- Opening Delimiter -
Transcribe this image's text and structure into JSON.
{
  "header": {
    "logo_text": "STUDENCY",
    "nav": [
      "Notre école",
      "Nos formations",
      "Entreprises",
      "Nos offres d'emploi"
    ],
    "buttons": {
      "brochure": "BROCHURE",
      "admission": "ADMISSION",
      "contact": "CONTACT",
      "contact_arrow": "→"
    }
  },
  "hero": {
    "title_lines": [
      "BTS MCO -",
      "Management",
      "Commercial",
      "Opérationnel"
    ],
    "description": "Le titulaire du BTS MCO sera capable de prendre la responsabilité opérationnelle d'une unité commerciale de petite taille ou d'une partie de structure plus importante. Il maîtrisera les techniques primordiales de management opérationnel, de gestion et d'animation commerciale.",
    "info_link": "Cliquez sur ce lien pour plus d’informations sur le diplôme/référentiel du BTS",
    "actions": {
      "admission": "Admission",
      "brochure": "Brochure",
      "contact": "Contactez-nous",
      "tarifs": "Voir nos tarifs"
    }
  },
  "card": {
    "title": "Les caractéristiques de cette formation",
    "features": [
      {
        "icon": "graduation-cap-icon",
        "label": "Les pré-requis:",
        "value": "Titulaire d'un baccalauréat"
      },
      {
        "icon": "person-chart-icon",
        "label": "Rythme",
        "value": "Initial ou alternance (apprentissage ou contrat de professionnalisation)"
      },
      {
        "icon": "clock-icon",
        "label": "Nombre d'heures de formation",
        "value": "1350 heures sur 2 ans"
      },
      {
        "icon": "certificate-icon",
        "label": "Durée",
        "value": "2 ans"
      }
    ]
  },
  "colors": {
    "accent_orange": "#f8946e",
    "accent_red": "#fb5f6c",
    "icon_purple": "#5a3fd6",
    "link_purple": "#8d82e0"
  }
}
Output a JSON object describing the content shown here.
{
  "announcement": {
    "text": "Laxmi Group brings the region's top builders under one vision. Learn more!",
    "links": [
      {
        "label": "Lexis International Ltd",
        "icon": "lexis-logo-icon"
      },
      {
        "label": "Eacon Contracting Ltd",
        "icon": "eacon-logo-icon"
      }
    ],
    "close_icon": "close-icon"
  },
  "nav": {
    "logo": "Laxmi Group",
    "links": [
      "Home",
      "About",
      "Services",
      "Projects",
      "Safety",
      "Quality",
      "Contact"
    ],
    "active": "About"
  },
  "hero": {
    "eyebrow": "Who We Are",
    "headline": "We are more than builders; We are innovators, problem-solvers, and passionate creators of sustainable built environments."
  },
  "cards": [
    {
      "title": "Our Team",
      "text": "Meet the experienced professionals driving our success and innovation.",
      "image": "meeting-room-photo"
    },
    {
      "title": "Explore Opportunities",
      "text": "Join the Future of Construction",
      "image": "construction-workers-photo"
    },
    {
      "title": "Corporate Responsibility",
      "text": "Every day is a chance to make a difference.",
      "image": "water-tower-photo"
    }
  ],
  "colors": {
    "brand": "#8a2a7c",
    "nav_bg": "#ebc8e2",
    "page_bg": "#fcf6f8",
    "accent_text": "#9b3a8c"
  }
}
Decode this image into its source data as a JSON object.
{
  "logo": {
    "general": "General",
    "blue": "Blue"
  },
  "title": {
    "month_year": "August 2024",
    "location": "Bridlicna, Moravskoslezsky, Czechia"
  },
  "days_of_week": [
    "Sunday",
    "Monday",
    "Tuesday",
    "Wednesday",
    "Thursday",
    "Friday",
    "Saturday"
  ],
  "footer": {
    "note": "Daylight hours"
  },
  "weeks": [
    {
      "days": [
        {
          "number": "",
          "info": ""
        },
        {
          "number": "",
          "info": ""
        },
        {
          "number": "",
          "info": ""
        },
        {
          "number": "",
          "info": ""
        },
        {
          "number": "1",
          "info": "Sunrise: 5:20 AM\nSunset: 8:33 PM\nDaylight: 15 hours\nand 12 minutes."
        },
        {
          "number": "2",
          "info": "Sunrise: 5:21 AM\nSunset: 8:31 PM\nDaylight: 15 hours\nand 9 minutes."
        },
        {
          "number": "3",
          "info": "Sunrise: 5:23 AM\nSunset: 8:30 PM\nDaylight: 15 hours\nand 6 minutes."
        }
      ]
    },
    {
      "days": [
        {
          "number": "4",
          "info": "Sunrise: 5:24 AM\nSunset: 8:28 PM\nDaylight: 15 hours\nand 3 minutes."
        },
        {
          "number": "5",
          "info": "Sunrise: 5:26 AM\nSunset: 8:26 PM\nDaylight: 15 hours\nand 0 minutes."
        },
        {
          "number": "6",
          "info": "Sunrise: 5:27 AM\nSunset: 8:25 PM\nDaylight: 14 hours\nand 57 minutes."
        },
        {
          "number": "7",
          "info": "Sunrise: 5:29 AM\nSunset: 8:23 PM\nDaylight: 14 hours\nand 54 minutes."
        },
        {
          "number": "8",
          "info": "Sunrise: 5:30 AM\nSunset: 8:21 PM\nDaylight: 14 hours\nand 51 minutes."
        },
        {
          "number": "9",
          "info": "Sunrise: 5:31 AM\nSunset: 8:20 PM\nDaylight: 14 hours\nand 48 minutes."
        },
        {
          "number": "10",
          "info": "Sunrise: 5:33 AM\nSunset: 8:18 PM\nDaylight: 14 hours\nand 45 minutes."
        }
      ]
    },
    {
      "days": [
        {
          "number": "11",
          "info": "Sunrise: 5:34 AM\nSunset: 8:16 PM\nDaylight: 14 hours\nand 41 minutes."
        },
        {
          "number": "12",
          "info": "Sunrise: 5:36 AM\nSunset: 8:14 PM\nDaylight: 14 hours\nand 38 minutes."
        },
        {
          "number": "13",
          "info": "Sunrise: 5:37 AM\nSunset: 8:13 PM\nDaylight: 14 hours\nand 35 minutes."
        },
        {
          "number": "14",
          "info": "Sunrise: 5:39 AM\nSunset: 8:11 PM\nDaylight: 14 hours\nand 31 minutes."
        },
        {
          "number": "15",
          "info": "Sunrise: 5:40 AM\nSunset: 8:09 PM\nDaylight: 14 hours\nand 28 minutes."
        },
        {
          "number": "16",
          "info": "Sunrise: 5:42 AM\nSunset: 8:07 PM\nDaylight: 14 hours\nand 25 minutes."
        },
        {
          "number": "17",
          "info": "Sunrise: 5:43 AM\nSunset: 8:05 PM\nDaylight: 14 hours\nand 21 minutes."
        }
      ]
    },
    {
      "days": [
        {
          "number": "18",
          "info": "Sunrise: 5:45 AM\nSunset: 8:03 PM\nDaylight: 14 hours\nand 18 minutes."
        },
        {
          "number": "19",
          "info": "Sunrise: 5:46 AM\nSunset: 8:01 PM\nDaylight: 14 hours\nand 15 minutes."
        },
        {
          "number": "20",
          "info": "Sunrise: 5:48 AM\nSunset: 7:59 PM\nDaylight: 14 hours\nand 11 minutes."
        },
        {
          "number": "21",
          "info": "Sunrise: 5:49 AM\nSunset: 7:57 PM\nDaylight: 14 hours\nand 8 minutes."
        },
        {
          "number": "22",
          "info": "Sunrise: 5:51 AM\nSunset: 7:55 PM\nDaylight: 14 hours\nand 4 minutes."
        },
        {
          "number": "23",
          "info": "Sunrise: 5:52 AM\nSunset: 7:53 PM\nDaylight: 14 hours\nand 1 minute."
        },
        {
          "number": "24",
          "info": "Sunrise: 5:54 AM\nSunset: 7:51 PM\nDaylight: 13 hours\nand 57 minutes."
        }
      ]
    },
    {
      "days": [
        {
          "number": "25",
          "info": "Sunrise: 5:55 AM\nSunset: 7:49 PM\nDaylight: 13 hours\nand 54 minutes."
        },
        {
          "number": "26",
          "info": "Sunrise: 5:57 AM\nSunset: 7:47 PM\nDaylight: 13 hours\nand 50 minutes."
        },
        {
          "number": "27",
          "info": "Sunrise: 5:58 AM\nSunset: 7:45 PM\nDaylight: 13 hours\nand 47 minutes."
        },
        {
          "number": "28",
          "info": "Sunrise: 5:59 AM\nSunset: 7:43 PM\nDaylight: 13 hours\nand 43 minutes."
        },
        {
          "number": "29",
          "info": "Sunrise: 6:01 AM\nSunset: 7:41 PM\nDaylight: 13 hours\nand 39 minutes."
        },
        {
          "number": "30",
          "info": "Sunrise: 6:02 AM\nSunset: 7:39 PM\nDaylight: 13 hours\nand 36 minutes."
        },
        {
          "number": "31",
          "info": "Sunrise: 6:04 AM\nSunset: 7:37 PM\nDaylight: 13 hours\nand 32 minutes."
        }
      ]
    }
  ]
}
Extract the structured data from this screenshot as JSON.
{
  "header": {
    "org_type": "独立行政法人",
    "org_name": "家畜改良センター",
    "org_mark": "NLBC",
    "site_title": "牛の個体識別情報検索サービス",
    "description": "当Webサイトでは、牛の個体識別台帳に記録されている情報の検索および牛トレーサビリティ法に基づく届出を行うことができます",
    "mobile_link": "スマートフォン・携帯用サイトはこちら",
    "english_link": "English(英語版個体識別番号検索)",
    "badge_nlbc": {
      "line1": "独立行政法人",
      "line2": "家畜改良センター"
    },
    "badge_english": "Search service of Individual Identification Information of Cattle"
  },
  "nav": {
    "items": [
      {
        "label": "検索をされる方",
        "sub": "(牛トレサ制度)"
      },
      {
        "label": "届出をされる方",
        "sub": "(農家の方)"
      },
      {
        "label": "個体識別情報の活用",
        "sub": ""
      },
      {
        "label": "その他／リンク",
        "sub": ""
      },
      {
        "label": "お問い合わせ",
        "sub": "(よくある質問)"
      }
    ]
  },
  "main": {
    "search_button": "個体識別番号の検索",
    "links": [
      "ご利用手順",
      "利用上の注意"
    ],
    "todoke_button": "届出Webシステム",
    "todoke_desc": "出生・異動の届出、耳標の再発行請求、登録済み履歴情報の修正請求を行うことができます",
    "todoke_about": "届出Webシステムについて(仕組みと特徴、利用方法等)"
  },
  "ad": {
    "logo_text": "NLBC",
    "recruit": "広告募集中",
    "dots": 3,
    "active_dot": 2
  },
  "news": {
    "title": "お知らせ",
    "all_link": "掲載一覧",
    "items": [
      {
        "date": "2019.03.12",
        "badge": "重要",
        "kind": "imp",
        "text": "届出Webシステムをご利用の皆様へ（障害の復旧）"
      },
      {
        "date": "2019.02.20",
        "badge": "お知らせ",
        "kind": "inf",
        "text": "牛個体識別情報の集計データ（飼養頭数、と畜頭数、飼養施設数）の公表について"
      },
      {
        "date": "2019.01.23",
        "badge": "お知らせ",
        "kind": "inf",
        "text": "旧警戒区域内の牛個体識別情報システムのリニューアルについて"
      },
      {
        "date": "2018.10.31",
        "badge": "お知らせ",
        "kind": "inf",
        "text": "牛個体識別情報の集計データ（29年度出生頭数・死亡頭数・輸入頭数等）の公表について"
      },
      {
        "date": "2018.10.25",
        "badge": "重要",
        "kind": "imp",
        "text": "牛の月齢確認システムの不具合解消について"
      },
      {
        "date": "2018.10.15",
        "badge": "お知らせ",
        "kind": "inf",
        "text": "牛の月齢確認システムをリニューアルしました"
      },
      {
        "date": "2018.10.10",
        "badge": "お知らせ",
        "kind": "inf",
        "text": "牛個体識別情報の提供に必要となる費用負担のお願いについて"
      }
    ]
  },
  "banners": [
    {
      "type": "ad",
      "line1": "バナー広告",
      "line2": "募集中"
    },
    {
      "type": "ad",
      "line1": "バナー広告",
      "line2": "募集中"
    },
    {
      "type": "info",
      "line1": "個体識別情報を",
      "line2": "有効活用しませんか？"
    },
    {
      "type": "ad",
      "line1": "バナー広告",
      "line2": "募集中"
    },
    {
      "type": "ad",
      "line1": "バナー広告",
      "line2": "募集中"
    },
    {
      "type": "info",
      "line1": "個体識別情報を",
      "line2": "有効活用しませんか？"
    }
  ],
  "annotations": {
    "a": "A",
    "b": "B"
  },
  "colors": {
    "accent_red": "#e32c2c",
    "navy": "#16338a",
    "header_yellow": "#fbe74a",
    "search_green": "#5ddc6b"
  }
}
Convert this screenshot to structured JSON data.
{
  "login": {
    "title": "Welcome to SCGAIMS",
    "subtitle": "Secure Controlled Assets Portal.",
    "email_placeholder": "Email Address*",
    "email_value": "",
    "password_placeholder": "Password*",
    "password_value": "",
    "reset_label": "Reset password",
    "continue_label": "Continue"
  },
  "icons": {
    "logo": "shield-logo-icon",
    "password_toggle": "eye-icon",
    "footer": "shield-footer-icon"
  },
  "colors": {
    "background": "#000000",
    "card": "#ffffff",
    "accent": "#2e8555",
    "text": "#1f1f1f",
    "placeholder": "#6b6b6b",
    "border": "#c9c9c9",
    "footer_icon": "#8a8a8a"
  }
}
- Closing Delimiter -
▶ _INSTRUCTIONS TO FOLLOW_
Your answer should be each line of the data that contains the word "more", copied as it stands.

▶ _TASK ANSWER_
    "text": "Laxmi Group brings the region's top builders under one vision. Learn more!",
    "headline": "We are more than builders; We are innovators, problem-solvers, and passionate creators of sustainable built environments."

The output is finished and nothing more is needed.